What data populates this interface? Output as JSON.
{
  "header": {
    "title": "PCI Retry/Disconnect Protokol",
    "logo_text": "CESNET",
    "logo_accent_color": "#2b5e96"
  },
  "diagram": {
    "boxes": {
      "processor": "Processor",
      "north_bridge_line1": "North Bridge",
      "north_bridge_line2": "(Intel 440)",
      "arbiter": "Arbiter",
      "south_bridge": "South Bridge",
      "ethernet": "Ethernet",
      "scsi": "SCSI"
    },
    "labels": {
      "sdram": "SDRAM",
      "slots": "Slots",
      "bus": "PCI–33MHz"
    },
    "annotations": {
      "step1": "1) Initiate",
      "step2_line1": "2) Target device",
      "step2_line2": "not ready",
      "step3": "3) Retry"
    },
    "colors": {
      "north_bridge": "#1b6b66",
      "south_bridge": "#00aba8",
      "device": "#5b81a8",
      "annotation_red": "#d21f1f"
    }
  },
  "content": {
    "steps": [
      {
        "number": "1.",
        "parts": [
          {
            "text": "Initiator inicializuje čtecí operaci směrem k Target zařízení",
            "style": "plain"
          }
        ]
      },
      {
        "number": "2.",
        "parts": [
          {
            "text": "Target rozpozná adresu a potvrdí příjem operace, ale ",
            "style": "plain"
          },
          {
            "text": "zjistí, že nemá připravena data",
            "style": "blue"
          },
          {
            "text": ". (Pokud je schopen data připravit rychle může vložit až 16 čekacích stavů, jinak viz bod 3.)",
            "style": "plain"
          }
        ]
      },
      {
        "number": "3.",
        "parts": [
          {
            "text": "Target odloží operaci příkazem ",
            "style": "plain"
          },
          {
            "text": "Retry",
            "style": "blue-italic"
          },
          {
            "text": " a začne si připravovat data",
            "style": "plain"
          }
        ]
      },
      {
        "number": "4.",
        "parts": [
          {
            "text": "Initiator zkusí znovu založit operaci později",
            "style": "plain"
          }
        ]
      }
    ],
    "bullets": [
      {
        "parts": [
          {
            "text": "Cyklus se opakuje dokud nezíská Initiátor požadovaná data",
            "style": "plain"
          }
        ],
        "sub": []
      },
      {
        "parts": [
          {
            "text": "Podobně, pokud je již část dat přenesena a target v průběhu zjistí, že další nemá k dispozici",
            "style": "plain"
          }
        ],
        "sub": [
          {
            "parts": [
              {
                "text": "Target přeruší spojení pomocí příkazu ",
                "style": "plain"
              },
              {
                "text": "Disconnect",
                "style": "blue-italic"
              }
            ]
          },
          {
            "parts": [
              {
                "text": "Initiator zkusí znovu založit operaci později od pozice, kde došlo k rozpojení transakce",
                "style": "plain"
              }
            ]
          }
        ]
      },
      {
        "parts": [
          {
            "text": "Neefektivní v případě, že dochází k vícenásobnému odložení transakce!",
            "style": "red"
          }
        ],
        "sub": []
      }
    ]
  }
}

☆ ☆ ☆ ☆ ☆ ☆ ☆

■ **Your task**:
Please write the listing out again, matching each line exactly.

■ **Your solution**:
What data populates this interface? Output as JSON.
{
  "header": {
    "title": "PCI Retry/Disconnect Protokol",
    "logo_text": "CESNET",
    "logo_accent_color": "#2b5e96"
  },
  "diagram": {
    "boxes": {
      "processor": "Processor",
      "north_bridge_line1": "North Bridge",
      "north_bridge_line2": "(Intel 440)",
      "arbiter": "Arbiter",
      "south_bridge": "South Bridge",
      "ethernet": "Ethernet",
      "scsi": "SCSI"
    },
    "labels": {
      "sdram": "SDRAM",
      "slots": "Slots",
      "bus": "PCI–33MHz"
    },
    "annotations": {
      "step1": "1) Initiate",
      "step2_line1": "2) Target device",
      "step2_line2": "not ready",
      "step3": "3) Retry"
    },
    "colors": {
      "north_bridge": "#1b6b66",
      "south_bridge": "#00aba8",
      "device": "#5b81a8",
      "annotation_red": "#d21f1f"
    }
  },
  "content": {
    "steps": [
      {
        "number": "1.",
        "parts": [
          {
            "text": "Initiator inicializuje čtecí operaci směrem k Target zařízení",
            "style": "plain"
          }
        ]
      },
      {
        "number": "2.",
        "parts": [
          {
            "text": "Target rozpozná adresu a potvrdí příjem operace, ale ",
            "style": "plain"
          },
          {
            "text": "zjistí, že nemá připravena data",
            "style": "blue"
          },
          {
            "text": ". (Pokud je schopen data připravit rychle může vložit až 16 čekacích stavů, jinak viz bod 3.)",
            "style": "plain"
          }
        ]
      },
      {
        "number": "3.",
        "parts": [
          {
            "text": "Target odloží operaci příkazem ",
            "style": "plain"
          },
          {
            "text": "Retry",
            "style": "blue-italic"
          },
          {
            "text": " a začne si připravovat data",
            "style": "plain"
          }
        ]
      },
      {
        "number": "4.",
        "parts": [
          {
            "text": "Initiator zkusí znovu založit operaci později",
            "style": "plain"
          }
        ]
      }
    ],
    "bullets": [
      {
        "parts": [
          {
            "text": "Cyklus se opakuje dokud nezíská Initiátor požadovaná data",
            "style": "plain"
          }
        ],
        "sub": []
      },
      {
        "parts": [
          {
            "text": "Podobně, pokud je již část dat přenesena a target v průběhu zjistí, že další nemá k dispozici",
            "style": "plain"
          }
        ],
        "sub": [
          {
            "parts": [
              {
                "text": "Target přeruší spojení pomocí příkazu ",
                "style": "plain"
              },
              {
                "text": "Disconnect",
                "style": "blue-italic"
              }
            ]
          },
          {
            "parts": [
              {
                "text": "Initiator zkusí znovu založit operaci později od pozice, kde došlo k rozpojení transakce",
                "style": "plain"
              }
            ]
          }
        ]
      },
      {
        "parts": [
          {
            "text": "Neefektivní v případě, že dochází k vícenásobnému odložení transakce!",
            "style": "red"
          }
        ],
        "sub": []
      }
    ]
  }
}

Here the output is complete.